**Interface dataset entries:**

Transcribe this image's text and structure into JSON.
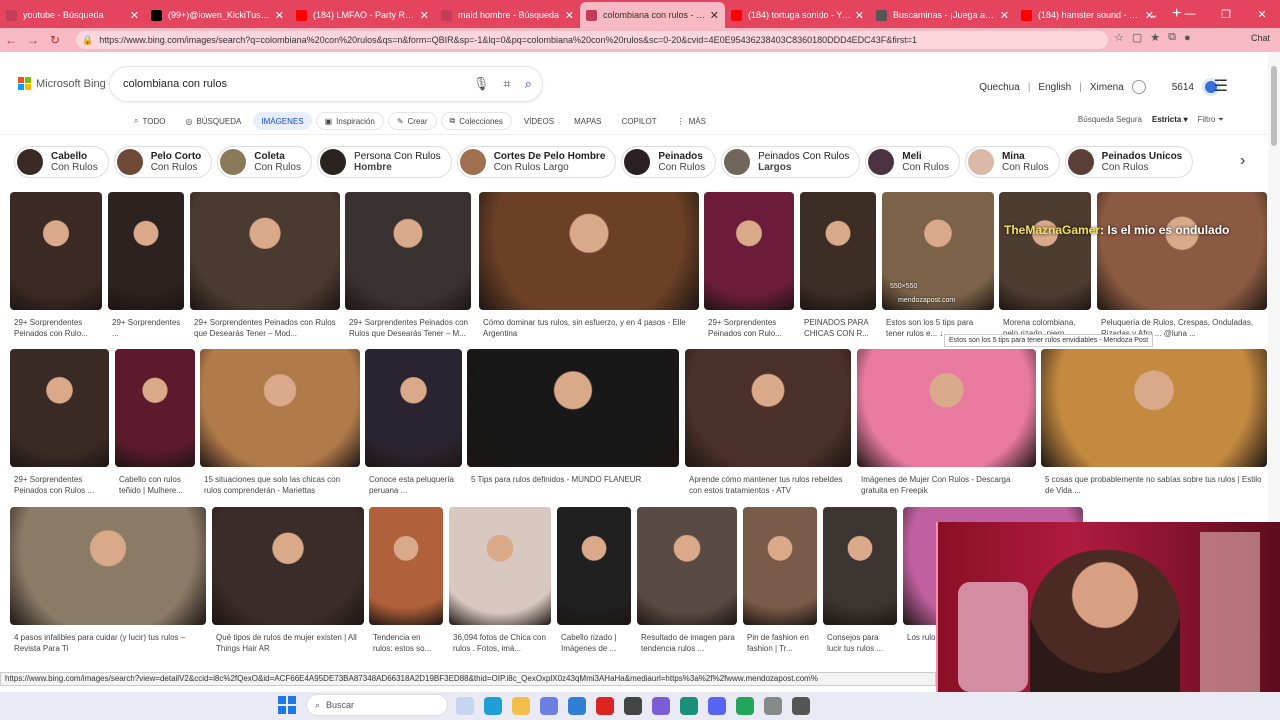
{
  "browser": {
    "tabs": [
      {
        "title": "youtube - Búsqueda",
        "icon_color": "#c43c5a",
        "active": false
      },
      {
        "title": "(99+)@iowen_KickiTusOwe...",
        "icon_color": "#000000",
        "active": false
      },
      {
        "title": "(184) LMFAO - Party Rock An...",
        "icon_color": "#ff0000",
        "active": false
      },
      {
        "title": "maid hombre - Búsqueda",
        "icon_color": "#c43c5a",
        "active": false
      },
      {
        "title": "colombiana con rulos - Búsq...",
        "icon_color": "#c43c5a",
        "active": true
      },
      {
        "title": "(184) tortuga sonido - YouTu...",
        "icon_color": "#ff0000",
        "active": false
      },
      {
        "title": "Buscaminas - ¡Juega ahora!",
        "icon_color": "#555555",
        "active": false
      },
      {
        "title": "(184) hamster sound - YouTu...",
        "icon_color": "#ff0000",
        "active": false
      }
    ],
    "new_tab": "+",
    "window_controls": [
      "⌄",
      "—",
      "❐",
      "✕"
    ],
    "url": "https://www.bing.com/images/search?q=colombiana%20con%20rulos&qs=n&form=QBIR&sp=-1&lq=0&pq=colombiana%20con%20rulos&sc=0-20&cvid=4E0E95436238403C8360180DDD4EDC43F&first=1",
    "chat_label": "Chat"
  },
  "bing": {
    "logo_text": "Microsoft Bing",
    "query": "colombiana con rulos",
    "lang1": "Quechua",
    "lang2": "English",
    "user": "Ximena",
    "points": "5614",
    "scopes": [
      "TODO",
      "BÚSQUEDA",
      "IMÁGENES",
      "Inspiración",
      "Crear",
      "Colecciones",
      "VÍDEOS",
      "MAPAS",
      "COPILOT",
      "MÁS"
    ],
    "safe_label": "Búsqueda Segura",
    "safe_value": "Estricta",
    "filter_label": "Filtro"
  },
  "chips": [
    {
      "l1": "Cabello",
      "l2": "Con Rulos",
      "alt": false,
      "thumb": "#3a2a24"
    },
    {
      "l1": "Pelo Corto",
      "l2": "Con Rulos",
      "alt": false,
      "thumb": "#6e4a36"
    },
    {
      "l1": "Coleta",
      "l2": "Con Rulos",
      "alt": false,
      "thumb": "#8a7a5a"
    },
    {
      "l1": "Persona Con Rulos",
      "l2": "Hombre",
      "alt": true,
      "thumb": "#2b2320"
    },
    {
      "l1": "Cortes De Pelo Hombre",
      "l2": "Con Rulos Largo",
      "alt": false,
      "thumb": "#a07050"
    },
    {
      "l1": "Peinados",
      "l2": "Con Rulos",
      "alt": false,
      "thumb": "#2a1f22"
    },
    {
      "l1": "Peinados Con Rulos",
      "l2": "Largos",
      "alt": true,
      "thumb": "#70665a"
    },
    {
      "l1": "Meli",
      "l2": "Con Rulos",
      "alt": false,
      "thumb": "#4a3240"
    },
    {
      "l1": "Mina",
      "l2": "Con Rulos",
      "alt": false,
      "thumb": "#d9b8a8"
    },
    {
      "l1": "Peinados Unicos",
      "l2": "Con Rulos",
      "alt": false,
      "thumb": "#5a4036"
    }
  ],
  "results_row1": [
    {
      "cap": "29+ Sorprendentes Peinados con Rulo...",
      "color": "#3b2a24"
    },
    {
      "cap": "29+ Sorprendentes ...",
      "color": "#2c2220"
    },
    {
      "cap": "29+ Sorprendentes Peinados con Rulos que Desearás Tener – Mod...",
      "color": "#4a3a30"
    },
    {
      "cap": "29+ Sorprendentes Peinados con Rulos que Desearás Tener – M...",
      "color": "#3a3230"
    },
    {
      "cap": "Cómo dominar tus rulos, sin esfuerzo, y en 4 pasos - Elle Argentina",
      "color": "#6b4026"
    },
    {
      "cap": "29+ Sorprendentes Peinados con Rulo...",
      "color": "#6a1c3a"
    },
    {
      "cap": "PEINADOS PARA CHICAS CON R...",
      "color": "#3c2e24"
    },
    {
      "cap": "Estos son los 5 tips para tener rulos e... ↓",
      "color": "#7b6248"
    },
    {
      "cap": "Morena colombiana, pelo rizado, piern...",
      "color": "#4e3c30"
    },
    {
      "cap": "Peluquería de Rulos, Crespas, Onduladas, Rizadas y Afro ... @luna ...",
      "color": "#8c5a42"
    }
  ],
  "size_badge": "550×550",
  "source_badge": "mendozapost.com",
  "overlay_user": "TheMaznaGamer",
  "overlay_text": ": Is el mio es ondulado",
  "tooltip": "Estos son los 5 tips para tener rulos envidiables - Mendoza Post",
  "results_row2": [
    {
      "cap": "29+ Sorprendentes Peinados con Rulos ...",
      "color": "#3a2a26"
    },
    {
      "cap": "Cabello con rulos teñido | Mulhere...",
      "color": "#5c1a2c"
    },
    {
      "cap": "15 situaciones que solo las chicas con rulos comprenderán - Mariettas",
      "color": "#b07a4a"
    },
    {
      "cap": "Conoce esta peluquería peruana ...",
      "color": "#2a2430"
    },
    {
      "cap": "5 Tips para rulos definidos - MUNDO FLANEUR",
      "color": "#181818"
    },
    {
      "cap": "Aprende cómo mantener tus rulos rebeldes con estos tratamientos - ATV",
      "color": "#4a3028"
    },
    {
      "cap": "Imágenes de Mujer Con Rulos - Descarga gratuita en Freepik",
      "color": "#e87aa0"
    },
    {
      "cap": "5 cosas que probablemente no sabías sobre tus rulos | Estilo de Vida ...",
      "color": "#c48a40"
    }
  ],
  "results_row3": [
    {
      "cap": "4 pasos infalibles para cuidar (y lucir) tus rulos – Revista Para Ti",
      "color": "#8a7a66"
    },
    {
      "cap": "Qué tipos de rulos de mujer existen | All Things Hair AR",
      "color": "#3a2c28"
    },
    {
      "cap": "Tendencia en rulos: estos so...",
      "color": "#b0603a"
    },
    {
      "cap": "36,094 fotos de Chica con rulos . Fotos, imá...",
      "color": "#d8c8c0"
    },
    {
      "cap": "Cabello rizado | Imágenes de ...",
      "color": "#202020"
    },
    {
      "cap": "Resultado de imagen para tendencia rulos ...",
      "color": "#5a4a44"
    },
    {
      "cap": "Pin de fashion en fashion | Tr...",
      "color": "#7a5a48"
    },
    {
      "cap": "Consejos para lucir tus rulos ...",
      "color": "#3c3430"
    },
    {
      "cap": "Los rulo usarlos",
      "color": "#c060a0"
    }
  ],
  "status_url": "https://www.bing.com/images/search?view=detailV2&ccid=i8c%2fQexO&id=ACF66E4A95DE73BA87348AD66318A2D19BF3ED88&thid=OIP.i8c_QexOxplX0z43qMmi3AHaHa&mediaurl=https%3a%2f%2fwww.mendozapost.com%",
  "taskbar": {
    "search_placeholder": "Buscar"
  }
}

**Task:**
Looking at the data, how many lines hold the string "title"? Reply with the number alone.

**Solution below:**
8